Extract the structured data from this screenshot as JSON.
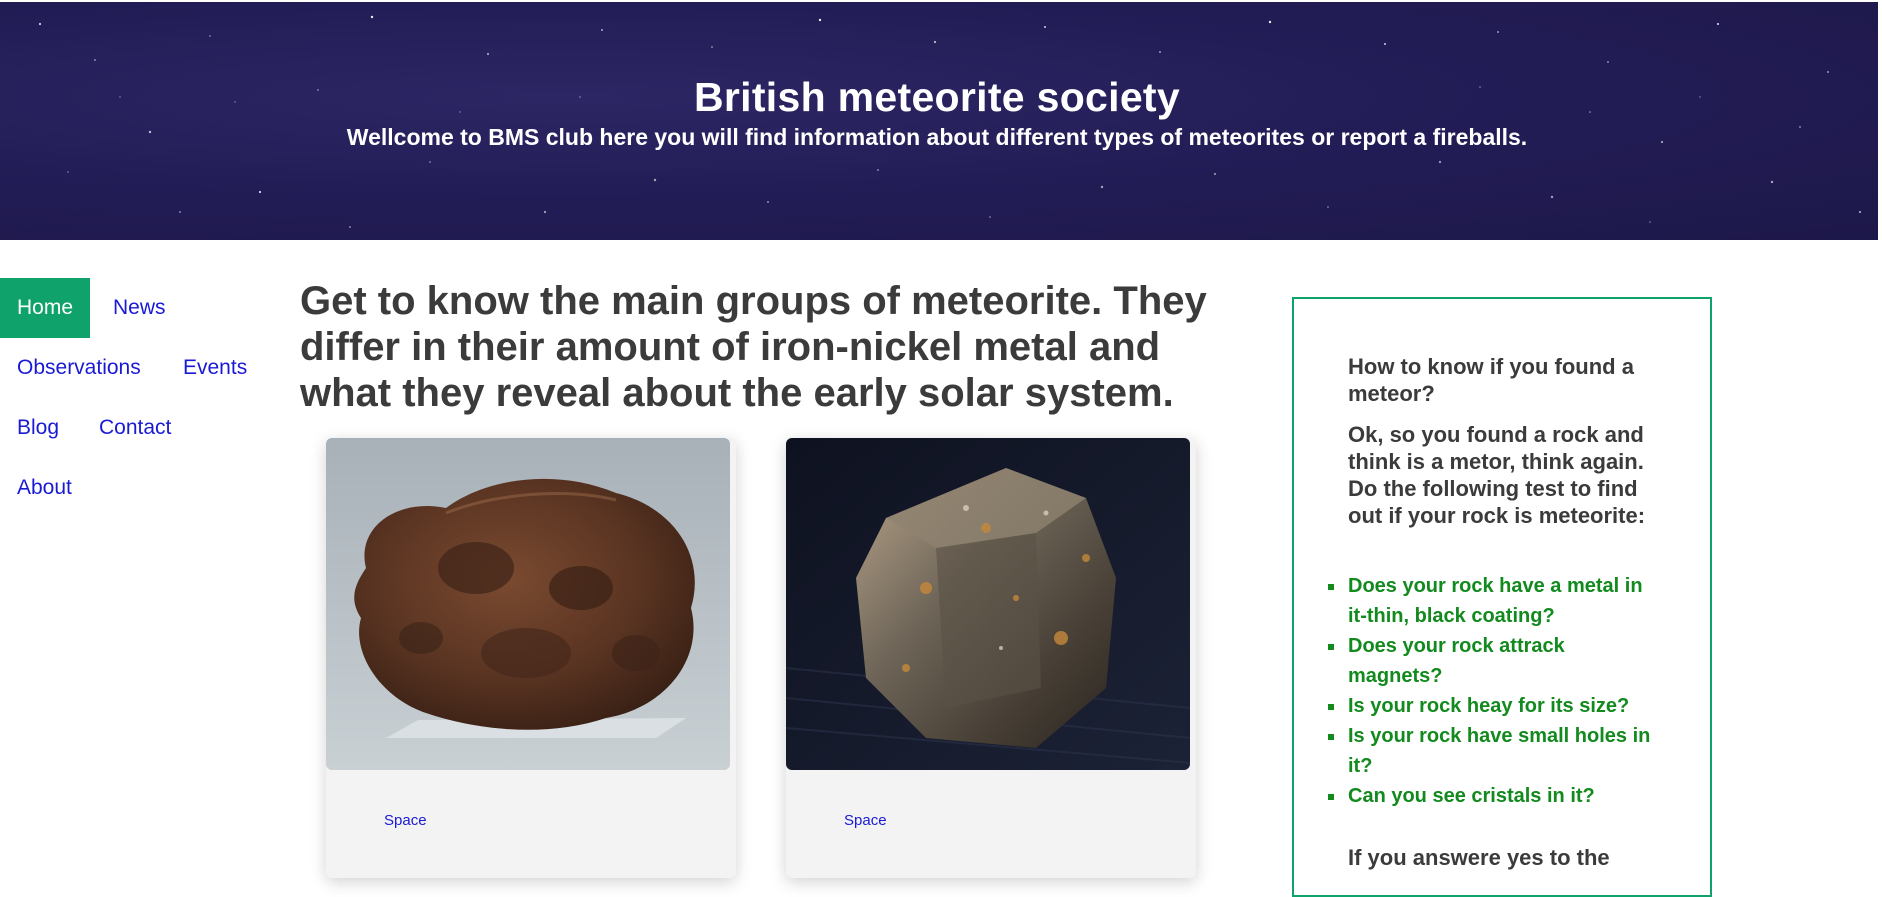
{
  "header": {
    "title": "British meteorite society",
    "subtitle": "Wellcome to BMS club here you will find information about different types of meteorites or report a fireballs."
  },
  "nav": {
    "items": [
      {
        "label": "Home",
        "active": true
      },
      {
        "label": "News"
      },
      {
        "label": "Observations"
      },
      {
        "label": "Events"
      },
      {
        "label": "Blog"
      },
      {
        "label": "Contact"
      },
      {
        "label": "About"
      }
    ]
  },
  "main": {
    "title": "Get to know the main groups of meteorite. They differ in their amount of iron-nickel metal and what they reveal about the early solar system.",
    "cards": [
      {
        "tag": "Space"
      },
      {
        "tag": "Space"
      }
    ]
  },
  "aside": {
    "title": "How to know if you found a meteor?",
    "intro": "Ok, so you found a rock and think is a metor, think again. Do the following test to find out if your rock is meteorite:",
    "checklist": [
      "Does your rock have a metal in it-thin, black coating?",
      "Does your rock attrack magnets?",
      "Is your rock heay for its size?",
      "Is your rock have small holes in it?",
      "Can you see cristals in it?"
    ],
    "outro": "If you answere yes to the"
  },
  "colors": {
    "header_bg": "#231d57",
    "accent_green": "#0fa36b",
    "link_blue": "#1a1ad6",
    "checklist_green": "#128a1e",
    "heading_gray": "#3b3b3b"
  }
}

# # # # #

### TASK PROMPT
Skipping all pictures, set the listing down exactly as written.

### WRITTEN ANSWER
Extract the structured data from this screenshot as JSON.
{
  "header": {
    "title": "British meteorite society",
    "subtitle": "Wellcome to BMS club here you will find information about different types of meteorites or report a fireballs."
  },
  "nav": {
    "items": [
      {
        "label": "Home",
        "active": true
      },
      {
        "label": "News"
      },
      {
        "label": "Observations"
      },
      {
        "label": "Events"
      },
      {
        "label": "Blog"
      },
      {
        "label": "Contact"
      },
      {
        "label": "About"
      }
    ]
  },
  "main": {
    "title": "Get to know the main groups of meteorite. They differ in their amount of iron-nickel metal and what they reveal about the early solar system.",
    "cards": [
      {
        "tag": "Space"
      },
      {
        "tag": "Space"
      }
    ]
  },
  "aside": {
    "title": "How to know if you found a meteor?",
    "intro": "Ok, so you found a rock and think is a metor, think again. Do the following test to find out if your rock is meteorite:",
    "checklist": [
      "Does your rock have a metal in it-thin, black coating?",
      "Does your rock attrack magnets?",
      "Is your rock heay for its size?",
      "Is your rock have small holes in it?",
      "Can you see cristals in it?"
    ],
    "outro": "If you answere yes to the"
  },
  "colors": {
    "header_bg": "#231d57",
    "accent_green": "#0fa36b",
    "link_blue": "#1a1ad6",
    "checklist_green": "#128a1e",
    "heading_gray": "#3b3b3b"
  }
}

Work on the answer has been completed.